Page and application data records:
# # # # #
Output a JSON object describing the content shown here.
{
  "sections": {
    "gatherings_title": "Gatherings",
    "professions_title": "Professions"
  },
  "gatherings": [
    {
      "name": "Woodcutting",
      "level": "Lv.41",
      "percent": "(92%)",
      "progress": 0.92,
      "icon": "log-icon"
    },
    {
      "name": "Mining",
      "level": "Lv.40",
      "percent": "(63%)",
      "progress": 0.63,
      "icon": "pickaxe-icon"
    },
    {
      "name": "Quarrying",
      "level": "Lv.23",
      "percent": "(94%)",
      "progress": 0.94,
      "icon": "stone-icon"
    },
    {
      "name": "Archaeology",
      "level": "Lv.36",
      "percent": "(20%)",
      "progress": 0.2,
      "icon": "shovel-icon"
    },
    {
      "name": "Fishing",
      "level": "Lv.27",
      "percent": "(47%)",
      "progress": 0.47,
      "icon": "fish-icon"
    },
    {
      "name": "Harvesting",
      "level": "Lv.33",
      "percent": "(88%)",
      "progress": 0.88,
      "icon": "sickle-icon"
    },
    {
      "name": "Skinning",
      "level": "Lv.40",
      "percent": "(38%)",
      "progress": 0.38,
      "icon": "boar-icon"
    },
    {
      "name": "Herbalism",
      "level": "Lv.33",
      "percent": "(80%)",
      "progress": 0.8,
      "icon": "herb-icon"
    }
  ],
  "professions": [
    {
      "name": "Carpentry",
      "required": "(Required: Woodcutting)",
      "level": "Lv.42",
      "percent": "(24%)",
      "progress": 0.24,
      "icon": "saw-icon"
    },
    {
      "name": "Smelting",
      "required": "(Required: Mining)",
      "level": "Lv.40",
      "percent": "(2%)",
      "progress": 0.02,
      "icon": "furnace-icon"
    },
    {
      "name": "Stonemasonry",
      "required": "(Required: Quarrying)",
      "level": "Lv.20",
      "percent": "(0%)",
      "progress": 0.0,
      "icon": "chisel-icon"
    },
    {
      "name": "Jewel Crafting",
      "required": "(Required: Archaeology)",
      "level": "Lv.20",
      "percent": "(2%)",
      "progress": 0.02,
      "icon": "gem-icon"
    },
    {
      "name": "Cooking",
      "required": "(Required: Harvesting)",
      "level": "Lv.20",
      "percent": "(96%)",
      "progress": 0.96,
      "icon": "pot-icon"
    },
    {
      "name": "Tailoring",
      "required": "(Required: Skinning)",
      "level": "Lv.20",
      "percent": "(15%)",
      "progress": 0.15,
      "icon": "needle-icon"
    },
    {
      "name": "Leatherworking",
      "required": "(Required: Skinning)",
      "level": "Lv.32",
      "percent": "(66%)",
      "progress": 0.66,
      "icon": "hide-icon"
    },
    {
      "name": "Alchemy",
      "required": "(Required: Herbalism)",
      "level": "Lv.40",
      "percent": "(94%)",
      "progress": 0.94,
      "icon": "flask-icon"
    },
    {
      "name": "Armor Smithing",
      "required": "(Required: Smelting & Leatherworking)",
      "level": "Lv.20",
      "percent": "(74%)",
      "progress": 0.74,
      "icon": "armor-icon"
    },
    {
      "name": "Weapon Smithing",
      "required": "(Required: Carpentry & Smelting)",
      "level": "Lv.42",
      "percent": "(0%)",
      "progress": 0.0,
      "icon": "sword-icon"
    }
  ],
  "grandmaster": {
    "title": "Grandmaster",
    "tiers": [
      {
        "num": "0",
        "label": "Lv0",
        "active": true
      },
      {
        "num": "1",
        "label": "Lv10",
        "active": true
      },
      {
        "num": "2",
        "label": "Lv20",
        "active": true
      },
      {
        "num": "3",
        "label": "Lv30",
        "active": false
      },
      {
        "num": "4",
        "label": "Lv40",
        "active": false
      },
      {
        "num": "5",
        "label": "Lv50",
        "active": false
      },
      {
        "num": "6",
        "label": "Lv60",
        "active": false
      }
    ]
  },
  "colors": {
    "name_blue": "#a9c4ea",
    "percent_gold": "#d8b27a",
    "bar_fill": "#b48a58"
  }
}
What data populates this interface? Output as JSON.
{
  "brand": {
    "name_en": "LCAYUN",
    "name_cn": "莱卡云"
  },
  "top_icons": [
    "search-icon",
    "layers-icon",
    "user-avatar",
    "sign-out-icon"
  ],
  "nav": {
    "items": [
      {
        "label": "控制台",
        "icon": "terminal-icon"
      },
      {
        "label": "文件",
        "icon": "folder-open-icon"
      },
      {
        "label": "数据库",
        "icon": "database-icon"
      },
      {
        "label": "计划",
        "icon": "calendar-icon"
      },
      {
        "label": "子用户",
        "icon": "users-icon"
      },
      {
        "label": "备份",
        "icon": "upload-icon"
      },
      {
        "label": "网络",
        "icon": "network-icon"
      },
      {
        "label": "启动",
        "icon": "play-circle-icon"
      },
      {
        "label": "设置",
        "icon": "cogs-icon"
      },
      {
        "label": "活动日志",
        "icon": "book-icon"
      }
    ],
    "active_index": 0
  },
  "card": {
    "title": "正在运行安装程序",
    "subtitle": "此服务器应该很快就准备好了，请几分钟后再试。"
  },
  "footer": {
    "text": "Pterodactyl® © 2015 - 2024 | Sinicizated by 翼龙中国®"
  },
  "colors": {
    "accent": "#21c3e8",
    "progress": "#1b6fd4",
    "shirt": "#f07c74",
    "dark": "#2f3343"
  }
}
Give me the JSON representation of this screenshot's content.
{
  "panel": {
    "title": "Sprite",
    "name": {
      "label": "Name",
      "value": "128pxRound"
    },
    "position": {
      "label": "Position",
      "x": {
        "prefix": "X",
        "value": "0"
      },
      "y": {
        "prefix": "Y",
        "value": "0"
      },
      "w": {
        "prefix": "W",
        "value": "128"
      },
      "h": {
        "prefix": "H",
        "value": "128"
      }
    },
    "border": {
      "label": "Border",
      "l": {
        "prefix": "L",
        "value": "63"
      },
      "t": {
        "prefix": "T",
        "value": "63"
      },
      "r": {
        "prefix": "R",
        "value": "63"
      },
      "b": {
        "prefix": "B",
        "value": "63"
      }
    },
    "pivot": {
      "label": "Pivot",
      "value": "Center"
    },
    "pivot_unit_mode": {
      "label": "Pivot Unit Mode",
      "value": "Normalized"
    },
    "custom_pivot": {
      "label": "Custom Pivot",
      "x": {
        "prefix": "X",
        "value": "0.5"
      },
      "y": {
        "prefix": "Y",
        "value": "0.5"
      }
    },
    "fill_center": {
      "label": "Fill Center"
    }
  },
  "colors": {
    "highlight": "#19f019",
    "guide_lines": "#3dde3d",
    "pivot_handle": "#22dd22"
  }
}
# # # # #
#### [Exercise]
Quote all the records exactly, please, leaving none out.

#### [Output for this exercise]
Output a JSON object describing the content shown here.
{
  "sections": {
    "gatherings_title": "Gatherings",
    "professions_title": "Professions"
  },
  "gatherings": [
    {
      "name": "Woodcutting",
      "level": "Lv.41",
      "percent": "(92%)",
      "progress": 0.92,
      "icon": "log-icon"
    },
    {
      "name": "Mining",
      "level": "Lv.40",
      "percent": "(63%)",
      "progress": 0.63,
      "icon": "pickaxe-icon"
    },
    {
      "name": "Quarrying",
      "level": "Lv.23",
      "percent": "(94%)",
      "progress": 0.94,
      "icon": "stone-icon"
    },
    {
      "name": "Archaeology",
      "level": "Lv.36",
      "percent": "(20%)",
      "progress": 0.2,
      "icon": "shovel-icon"
    },
    {
      "name": "Fishing",
      "level": "Lv.27",
      "percent": "(47%)",
      "progress": 0.47,
      "icon": "fish-icon"
    },
    {
      "name": "Harvesting",
      "level": "Lv.33",
      "percent": "(88%)",
      "progress": 0.88,
      "icon": "sickle-icon"
    },
    {
      "name": "Skinning",
      "level": "Lv.40",
      "percent": "(38%)",
      "progress": 0.38,
      "icon": "boar-icon"
    },
    {
      "name": "Herbalism",
      "level": "Lv.33",
      "percent": "(80%)",
      "progress": 0.8,
      "icon": "herb-icon"
    }
  ],
  "professions": [
    {
      "name": "Carpentry",
      "required": "(Required: Woodcutting)",
      "level": "Lv.42",
      "percent": "(24%)",
      "progress": 0.24,
      "icon": "saw-icon"
    },
    {
      "name": "Smelting",
      "required": "(Required: Mining)",
      "level": "Lv.40",
      "percent": "(2%)",
      "progress": 0.02,
      "icon": "furnace-icon"
    },
    {
      "name": "Stonemasonry",
      "required": "(Required: Quarrying)",
      "level": "Lv.20",
      "percent": "(0%)",
      "progress": 0.0,
      "icon": "chisel-icon"
    },
    {
      "name": "Jewel Crafting",
      "required": "(Required: Archaeology)",
      "level": "Lv.20",
      "percent": "(2%)",
      "progress": 0.02,
      "icon": "gem-icon"
    },
    {
      "name": "Cooking",
      "required": "(Required: Harvesting)",
      "level": "Lv.20",
      "percent": "(96%)",
      "progress": 0.96,
      "icon": "pot-icon"
    },
    {
      "name": "Tailoring",
      "required": "(Required: Skinning)",
      "level": "Lv.20",
      "percent": "(15%)",
      "progress": 0.15,
      "icon": "needle-icon"
    },
    {
      "name": "Leatherworking",
      "required": "(Required: Skinning)",
      "level": "Lv.32",
      "percent": "(66%)",
      "progress": 0.66,
      "icon": "hide-icon"
    },
    {
      "name": "Alchemy",
      "required": "(Required: Herbalism)",
      "level": "Lv.40",
      "percent": "(94%)",
      "progress": 0.94,
      "icon": "flask-icon"
    },
    {
      "name": "Armor Smithing",
      "required": "(Required: Smelting & Leatherworking)",
      "level": "Lv.20",
      "percent": "(74%)",
      "progress": 0.74,
      "icon": "armor-icon"
    },
    {
      "name": "Weapon Smithing",
      "required": "(Required: Carpentry & Smelting)",
      "level": "Lv.42",
      "percent": "(0%)",
      "progress": 0.0,
      "icon": "sword-icon"
    }
  ],
  "grandmaster": {
    "title": "Grandmaster",
    "tiers": [
      {
        "num": "0",
        "label": "Lv0",
        "active": true
      },
      {
        "num": "1",
        "label": "Lv10",
        "active": true
      },
      {
        "num": "2",
        "label": "Lv20",
        "active": true
      },
      {
        "num": "3",
        "label": "Lv30",
        "active": false
      },
      {
        "num": "4",
        "label": "Lv40",
        "active": false
      },
      {
        "num": "5",
        "label": "Lv50",
        "active": false
      },
      {
        "num": "6",
        "label": "Lv60",
        "active": false
      }
    ]
  },
  "colors": {
    "name_blue": "#a9c4ea",
    "percent_gold": "#d8b27a",
    "bar_fill": "#b48a58"
  }
}
What data populates this interface? Output as JSON.
{
  "brand": {
    "name_en": "LCAYUN",
    "name_cn": "莱卡云"
  },
  "top_icons": [
    "search-icon",
    "layers-icon",
    "user-avatar",
    "sign-out-icon"
  ],
  "nav": {
    "items": [
      {
        "label": "控制台",
        "icon": "terminal-icon"
      },
      {
        "label": "文件",
        "icon": "folder-open-icon"
      },
      {
        "label": "数据库",
        "icon": "database-icon"
      },
      {
        "label": "计划",
        "icon": "calendar-icon"
      },
      {
        "label": "子用户",
        "icon": "users-icon"
      },
      {
        "label": "备份",
        "icon": "upload-icon"
      },
      {
        "label": "网络",
        "icon": "network-icon"
      },
      {
        "label": "启动",
        "icon": "play-circle-icon"
      },
      {
        "label": "设置",
        "icon": "cogs-icon"
      },
      {
        "label": "活动日志",
        "icon": "book-icon"
      }
    ],
    "active_index": 0
  },
  "card": {
    "title": "正在运行安装程序",
    "subtitle": "此服务器应该很快就准备好了，请几分钟后再试。"
  },
  "footer": {
    "text": "Pterodactyl® © 2015 - 2024 | Sinicizated by 翼龙中国®"
  },
  "colors": {
    "accent": "#21c3e8",
    "progress": "#1b6fd4",
    "shirt": "#f07c74",
    "dark": "#2f3343"
  }
}
Give me the JSON representation of this screenshot's content.
{
  "panel": {
    "title": "Sprite",
    "name": {
      "label": "Name",
      "value": "128pxRound"
    },
    "position": {
      "label": "Position",
      "x": {
        "prefix": "X",
        "value": "0"
      },
      "y": {
        "prefix": "Y",
        "value": "0"
      },
      "w": {
        "prefix": "W",
        "value": "128"
      },
      "h": {
        "prefix": "H",
        "value": "128"
      }
    },
    "border": {
      "label": "Border",
      "l": {
        "prefix": "L",
        "value": "63"
      },
      "t": {
        "prefix": "T",
        "value": "63"
      },
      "r": {
        "prefix": "R",
        "value": "63"
      },
      "b": {
        "prefix": "B",
        "value": "63"
      }
    },
    "pivot": {
      "label": "Pivot",
      "value": "Center"
    },
    "pivot_unit_mode": {
      "label": "Pivot Unit Mode",
      "value": "Normalized"
    },
    "custom_pivot": {
      "label": "Custom Pivot",
      "x": {
        "prefix": "X",
        "value": "0.5"
      },
      "y": {
        "prefix": "Y",
        "value": "0.5"
      }
    },
    "fill_center": {
      "label": "Fill Center"
    }
  },
  "colors": {
    "highlight": "#19f019",
    "guide_lines": "#3dde3d",
    "pivot_handle": "#22dd22"
  }
}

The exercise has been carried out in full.